Samsung chairman in 'stable condition' after heart attack
In this July 6, 2011 file photo, Samsung Chairman Lee Kun-hee, right, greets people from the South Korean delegation in Durban, South Africa, for the 123rd International Olympic Committee (IOC) session that will decide the host city for the 2018 Olympics Winter Games. (AP Photo/Schalk van Zuydam, File)
Jung-Yoon Choi, The Associated Press
Published Sunday, May 11, 2014 8:29PM EDT
Last Updated Sunday, May 11, 2014 10:33PM EDT
SEOUL, South Korea -- Samsung Electronics Co. Chairman Lee Kun-hee remained hospitalized in stable condition Monday after being treated for a heart attack, company officials said.
Lee, 72, was rushed to a hospital near his Seoul home late Saturday after suffering breathing problems and received CPR due to symptoms of a heart attack. He was later transferred to a Samsung-affiliated hospital in Seoul, Samsung Medical Center, where he underwent a stent placement procedure early Sunday in which tubes were inserted into his body to widen blood vessels to prevent a heart attack, according to Keich Lee, a spokeswoman at Samsung Global Communications.
The Samsung Group said in a statement Sunday that Lee "is in stable condition and making a recovery."
The Samsung spokeswoman said Monday that Lee's spontaneous breathing returned shortly after the operation and hospital officials expect good results. She said Lee remained hospitalized Monday.
Lee, the de facto chairman of Samsung Group, which is South Korea's largest conglomerate, has a history of medical problems. He has been suffering from respiratory complications since undergoing lung surgery in the late 1990s, and was hospitalized last August for treatment of pneumonia. He returned to Seoul in April after spending the winter season in the U.S. to prevent respiratory ailments.
Lee is also a high-ranking South Korean member of the International Olympic Committee.
Samsung Electronics Co. has a top-heavy command structure that centres on the founding family. Lee Kun-hee is the third son of Samsung founder Lee Byung-chull and was tapped in 1979 by his father to lead what would become South Korea's most valuable company -- a global leader in smartphones, TVs, household appliances and home entertainment systems. The conglomerate also owns businesses in life insurance, hotel, construction, shipbuilding, chemical industry, fashion, credit card and other areas.
The company's business operations are run by three CEOs, though Lee Kun-hee as the head of the flagship electronics division wields significant control over the company's direction.
The Samsung Group has recently been carrying out a broad range of mergers and reorganizations in what analysts say are preparations for handing over the reins to Lee's three children -- a son and two daughters.

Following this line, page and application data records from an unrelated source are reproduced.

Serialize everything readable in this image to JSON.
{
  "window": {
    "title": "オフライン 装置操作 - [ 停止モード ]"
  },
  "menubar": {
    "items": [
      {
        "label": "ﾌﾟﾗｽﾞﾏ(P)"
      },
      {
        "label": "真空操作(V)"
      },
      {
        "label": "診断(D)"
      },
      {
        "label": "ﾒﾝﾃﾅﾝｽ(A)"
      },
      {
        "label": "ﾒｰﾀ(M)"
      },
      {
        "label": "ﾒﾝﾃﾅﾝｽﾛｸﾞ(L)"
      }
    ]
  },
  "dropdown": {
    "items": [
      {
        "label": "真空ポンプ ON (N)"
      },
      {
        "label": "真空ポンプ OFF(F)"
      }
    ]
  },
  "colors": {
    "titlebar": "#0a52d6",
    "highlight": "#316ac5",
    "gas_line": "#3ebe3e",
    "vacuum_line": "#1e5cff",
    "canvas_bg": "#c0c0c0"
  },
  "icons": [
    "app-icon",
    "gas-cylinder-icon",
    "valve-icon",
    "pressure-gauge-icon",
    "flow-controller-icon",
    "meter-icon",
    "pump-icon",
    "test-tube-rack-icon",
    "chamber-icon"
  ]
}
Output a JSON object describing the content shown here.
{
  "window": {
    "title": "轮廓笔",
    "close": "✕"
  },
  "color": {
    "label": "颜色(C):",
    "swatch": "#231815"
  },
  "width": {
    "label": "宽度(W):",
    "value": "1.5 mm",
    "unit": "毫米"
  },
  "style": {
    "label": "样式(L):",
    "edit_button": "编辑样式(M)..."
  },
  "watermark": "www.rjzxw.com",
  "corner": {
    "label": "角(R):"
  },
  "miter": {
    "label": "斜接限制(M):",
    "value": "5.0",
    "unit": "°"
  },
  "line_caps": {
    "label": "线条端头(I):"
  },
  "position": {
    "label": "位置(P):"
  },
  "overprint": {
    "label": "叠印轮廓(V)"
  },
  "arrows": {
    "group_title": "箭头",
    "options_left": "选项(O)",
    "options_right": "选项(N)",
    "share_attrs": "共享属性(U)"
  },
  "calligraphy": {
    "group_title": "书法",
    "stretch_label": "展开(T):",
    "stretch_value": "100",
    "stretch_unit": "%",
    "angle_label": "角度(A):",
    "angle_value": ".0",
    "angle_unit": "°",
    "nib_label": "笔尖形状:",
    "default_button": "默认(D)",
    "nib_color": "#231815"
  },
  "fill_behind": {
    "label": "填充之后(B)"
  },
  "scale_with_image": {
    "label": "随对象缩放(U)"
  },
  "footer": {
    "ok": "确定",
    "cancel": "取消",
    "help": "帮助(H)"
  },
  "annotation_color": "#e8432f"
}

Shares of Samsung Electronics Co. rose 1.4 per cent in Seoul on Monday.
Associated Press writer Youkyung Lee contributed to this report.